▶ **DIRECTIONS FOR THIS TASK**:
Copy the data below exactly. Any pictures in it should be omitted.

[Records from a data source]
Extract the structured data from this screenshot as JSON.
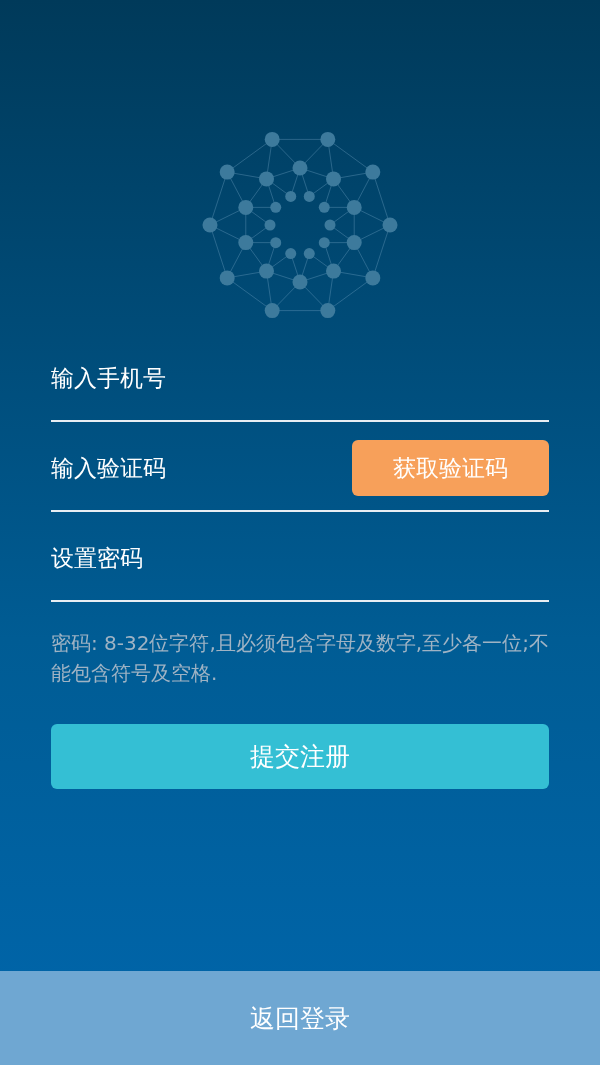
{
  "fields": [
    {
      "placeholder": "输入手机号"
    },
    {
      "placeholder": "输入验证码",
      "action": "获取验证码"
    },
    {
      "placeholder": "设置密码"
    }
  ],
  "hint": "密码: 8-32位字符,且必须包含字母及数字,至少各一位;不能包含符号及空格.",
  "submit": "提交注册",
  "footer_button": "返回登录"
}
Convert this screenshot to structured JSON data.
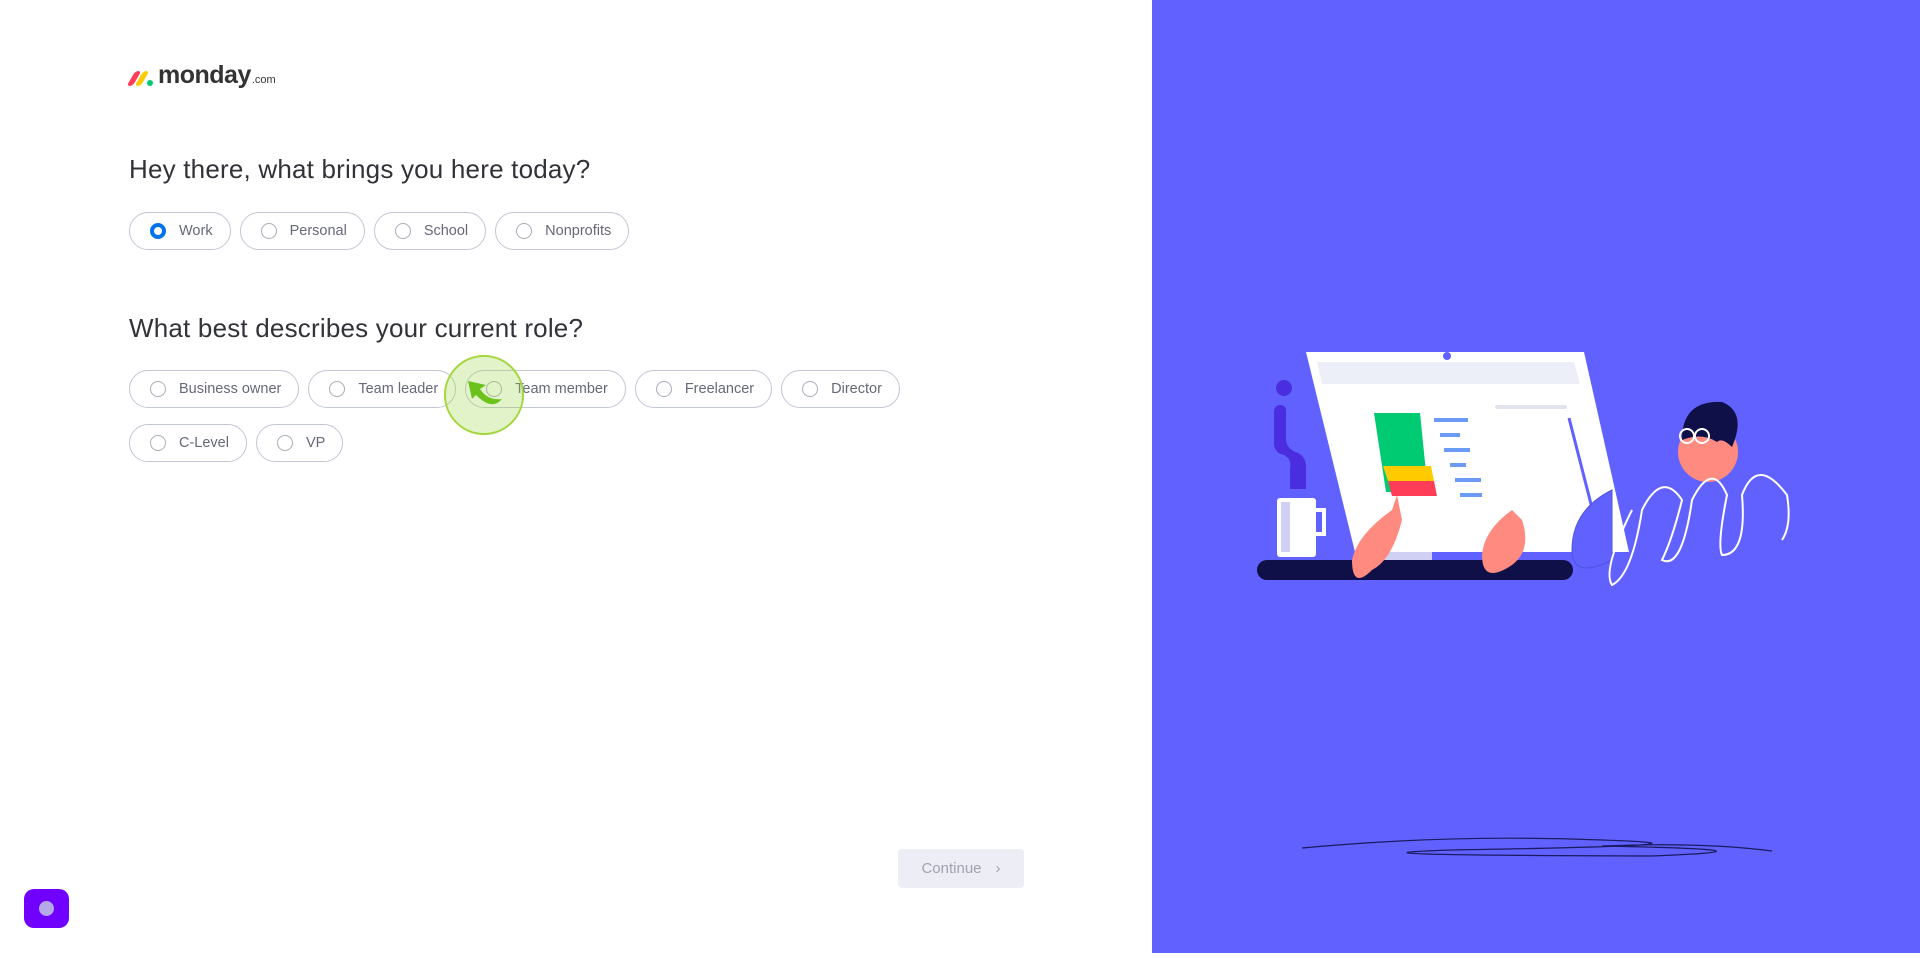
{
  "brand": {
    "name": "monday",
    "suffix": ".com",
    "colors": [
      "#ff3d57",
      "#ffcb00",
      "#00ca72"
    ]
  },
  "q1": {
    "title": "Hey there, what brings you here today?",
    "options": [
      {
        "label": "Work",
        "selected": true
      },
      {
        "label": "Personal",
        "selected": false
      },
      {
        "label": "School",
        "selected": false
      },
      {
        "label": "Nonprofits",
        "selected": false
      }
    ]
  },
  "q2": {
    "title": "What best describes your current role?",
    "options": [
      {
        "label": "Business owner",
        "selected": false
      },
      {
        "label": "Team leader",
        "selected": false
      },
      {
        "label": "Team member",
        "selected": false
      },
      {
        "label": "Freelancer",
        "selected": false
      },
      {
        "label": "Director",
        "selected": false
      },
      {
        "label": "C-Level",
        "selected": false
      },
      {
        "label": "VP",
        "selected": false
      }
    ]
  },
  "footer": {
    "continue_label": "Continue",
    "continue_icon": "chevron-right-icon",
    "chat_icon": "chat-icon"
  },
  "colors": {
    "accent": "#0073ea",
    "panel": "#6161ff",
    "chat": "#7000ff"
  }
}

▶ **RESPONSE BOX**:
Extract the structured data from this screenshot as JSON.
{
  "fields": [
    {
      "placeholder": "输入手机号"
    },
    {
      "placeholder": "输入验证码",
      "action": "获取验证码"
    },
    {
      "placeholder": "设置密码"
    }
  ],
  "hint": "密码: 8-32位字符,且必须包含字母及数字,至少各一位;不能包含符号及空格.",
  "submit": "提交注册",
  "footer_button": "返回登录"
}
Convert this screenshot to structured JSON data.
{
  "brand": {
    "name": "monday",
    "suffix": ".com",
    "colors": [
      "#ff3d57",
      "#ffcb00",
      "#00ca72"
    ]
  },
  "q1": {
    "title": "Hey there, what brings you here today?",
    "options": [
      {
        "label": "Work",
        "selected": true
      },
      {
        "label": "Personal",
        "selected": false
      },
      {
        "label": "School",
        "selected": false
      },
      {
        "label": "Nonprofits",
        "selected": false
      }
    ]
  },
  "q2": {
    "title": "What best describes your current role?",
    "options": [
      {
        "label": "Business owner",
        "selected": false
      },
      {
        "label": "Team leader",
        "selected": false
      },
      {
        "label": "Team member",
        "selected": false
      },
      {
        "label": "Freelancer",
        "selected": false
      },
      {
        "label": "Director",
        "selected": false
      },
      {
        "label": "C-Level",
        "selected": false
      },
      {
        "label": "VP",
        "selected": false
      }
    ]
  },
  "footer": {
    "continue_label": "Continue",
    "continue_icon": "chevron-right-icon",
    "chat_icon": "chat-icon"
  },
  "colors": {
    "accent": "#0073ea",
    "panel": "#6161ff",
    "chat": "#7000ff"
  }
}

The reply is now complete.